Kellie Hayes, an employee of Java City, said, “I really like the fact that we will have a bigger location and that all of our stock items will be with us and not in the back. I like the idea of the new juices because now we’re not limited to only two types.”
Changes to the library will also include a new room being added next to Java City: a 25-person film-viewing room with a 52 inch viewing screen and a seperate eight-seat film-viewing room.
Construction costs for Java City and the new rooms are around $125,000 with $70,000 for new equipment.
The Campus Bookstore is also undergoing major changes. The interior is undergoing a complete transformation to make the store more modern and easier for students to move around in.
“Because we’re having to keep the store open… we’re looking at the first of April,’ Galen said on the completion date for the renovations. “We’re building it in stages. Seventy-five percent of the book return will be completed by December when students have to turn in their books.”
Changes include the ceilings being updated to look similar to the new dining hall’s. A new graduate center will also be constructed and shelves throughout the store will be updated with a more contemporary look. Also, the rental area will be expanded for an easier traffic flow of students.
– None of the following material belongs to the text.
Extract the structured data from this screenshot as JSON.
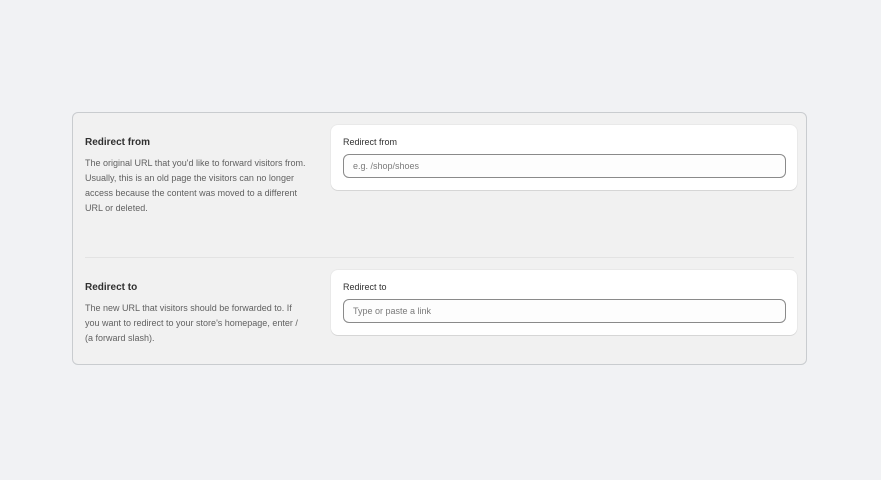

The cost is estimated to be $685,000 paid for by revenue the bookstore has accumulated overtime.
“When both projects are done they should be zippy,” May said.